The Personal Finance Society has submitted evidence to a parliamentary committee, asserting that the public deserve improved access to regulated advice to enable better informed decisions and future outcomes.
As part of the Work & Pensions Committee ‘Pension freedom guidance and advice inquiry’, the PFS said that despite welcoming the principle of greater freedom and choice, the recent pension reforms are already throwing up a number of unintended consequences which need to be addressed.
The PFS has highlighted that there have been some good examples of consumers benefitting from greater freedom, especially under professional advice, but changes need to be introduced to enable and encourage advice firms to increase access, including a ‘safe harbour’ for a qualified guidance review.
Prior to the pension reforms, the PFS proposed a voucher system and believe that this should be revisited as part of the government’s development of the new freedoms.
Keith Richards, PFS chief executive, said: “Consumers must be given a lot more support with the decision-making process,” citing America and Australia as examples to illustrate where the consequences of similar reforms have precipitated a retrograde move away from greater freedom.
The PFS have also stated that it would be helpful to see more meaningful consumer data shared from Pension Wise.
“The lower level of engagement against expectations is not an indication that it has failed, as feedback from consumers who have used it is positive,” said Richards, “but data should be shared to help inform debate and influence further decision making.”
Richards also called for clarification over the issue of insistent clients: “Whilst the FCA is promoting the use of a three-step process to overcome the problem, it will not confirm whether or not it is acceptable for an adviser to facilitate transfers against suitable advice and the best interests of a client.
“The frustration over a process which forces a consumer to take advice when they don’t want it, must be addressed, especially when in the same breath the government and regulator say it is OK to then ignore it.
“Changes need to be implemented here to protect both the consumer and the profession alike, through the introduction of greater certainty around future treatment of retrospective reviews.
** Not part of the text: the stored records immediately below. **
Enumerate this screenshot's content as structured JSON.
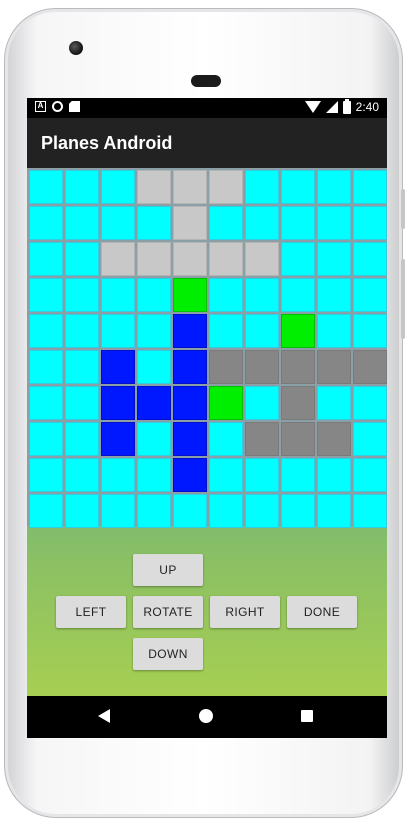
{
  "status_bar": {
    "time": "2:40",
    "left_icons": [
      "a-notification-icon",
      "circle-notification-icon",
      "sd-card-icon"
    ],
    "right_icons": [
      "wifi-icon",
      "signal-icon",
      "battery-icon"
    ]
  },
  "app_bar": {
    "title": "Planes Android"
  },
  "board": {
    "rows": 10,
    "cols": 10,
    "legend_colors": {
      "C": "#00ffff",
      "L": "#c8c8c8",
      "D": "#868686",
      "B": "#0018ff",
      "G": "#00ee00"
    },
    "cells": [
      [
        "C",
        "C",
        "C",
        "L",
        "L",
        "L",
        "C",
        "C",
        "C",
        "C"
      ],
      [
        "C",
        "C",
        "C",
        "C",
        "L",
        "C",
        "C",
        "C",
        "C",
        "C"
      ],
      [
        "C",
        "C",
        "L",
        "L",
        "L",
        "L",
        "L",
        "C",
        "C",
        "C"
      ],
      [
        "C",
        "C",
        "C",
        "C",
        "G",
        "C",
        "C",
        "C",
        "C",
        "C"
      ],
      [
        "C",
        "C",
        "C",
        "C",
        "B",
        "C",
        "C",
        "G",
        "C",
        "C"
      ],
      [
        "C",
        "C",
        "B",
        "C",
        "B",
        "D",
        "D",
        "D",
        "D",
        "D"
      ],
      [
        "C",
        "C",
        "B",
        "B",
        "B",
        "G",
        "C",
        "D",
        "C",
        "C"
      ],
      [
        "C",
        "C",
        "B",
        "C",
        "B",
        "C",
        "D",
        "D",
        "D",
        "C"
      ],
      [
        "C",
        "C",
        "C",
        "C",
        "B",
        "C",
        "C",
        "C",
        "C",
        "C"
      ],
      [
        "C",
        "C",
        "C",
        "C",
        "C",
        "C",
        "C",
        "C",
        "C",
        "C"
      ]
    ]
  },
  "controls": {
    "up": "UP",
    "left": "LEFT",
    "rotate": "ROTATE",
    "right": "RIGHT",
    "done": "DONE",
    "down": "DOWN"
  },
  "nav_bar": {
    "icons": [
      "back-icon",
      "home-icon",
      "recents-icon"
    ]
  }
}
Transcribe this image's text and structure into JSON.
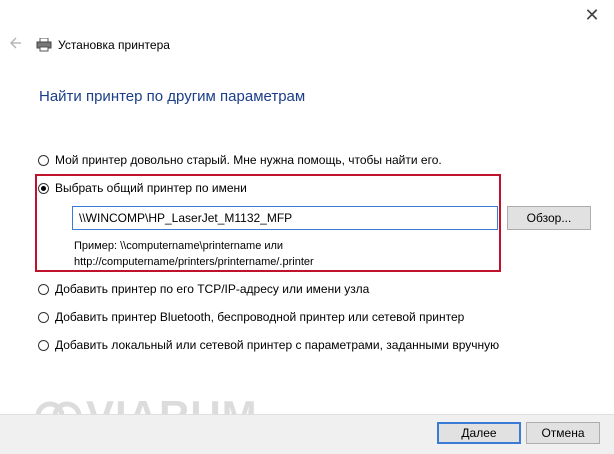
{
  "window": {
    "title": "Установка принтера",
    "close_glyph": "✕"
  },
  "heading": "Найти принтер по другим параметрам",
  "options": [
    {
      "label": "Мой принтер довольно старый. Мне нужна помощь, чтобы найти его.",
      "checked": false
    },
    {
      "label": "Выбрать общий принтер по имени",
      "checked": true
    },
    {
      "label": "Добавить принтер по его TCP/IP-адресу или имени узла",
      "checked": false
    },
    {
      "label": "Добавить принтер Bluetooth, беспроводной принтер или сетевой принтер",
      "checked": false
    },
    {
      "label": "Добавить локальный или сетевой принтер с параметрами, заданными вручную",
      "checked": false
    }
  ],
  "shared_printer": {
    "value": "\\\\WINCOMP\\HP_LaserJet_M1132_MFP",
    "browse_label": "Обзор...",
    "example_line1": "Пример: \\\\computername\\printername или",
    "example_line2": "http://computername/printers/printername/.printer"
  },
  "footer": {
    "next_label": "Далее",
    "cancel_label": "Отмена"
  },
  "watermark": {
    "text": "VIARUM"
  },
  "colors": {
    "heading": "#1a3e8a",
    "highlight": "#c1122b",
    "focus": "#3a7bd5"
  }
}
It is wholly unacceptable to continue dodging the issue from both a consumer and adviser perspective.”
According to the PFS, the spiralling costs of regulation are also proving a barrier to the provision and maintenance of effective advice. Richards wrote to the chancellor in July about their impact and the risk that they will continue to drive firms from the regulated market, discourage new entrants and influence behaviors towards non-regulated activities.
Richards said: “Such costs are restricting growth and innovation, which also contributes to the need for a review, given the inevitable direct and indirect consumer impact. This unsustainable regulatory impact is neither balanced, nor in the best interests of either the public or the industry that serves them.”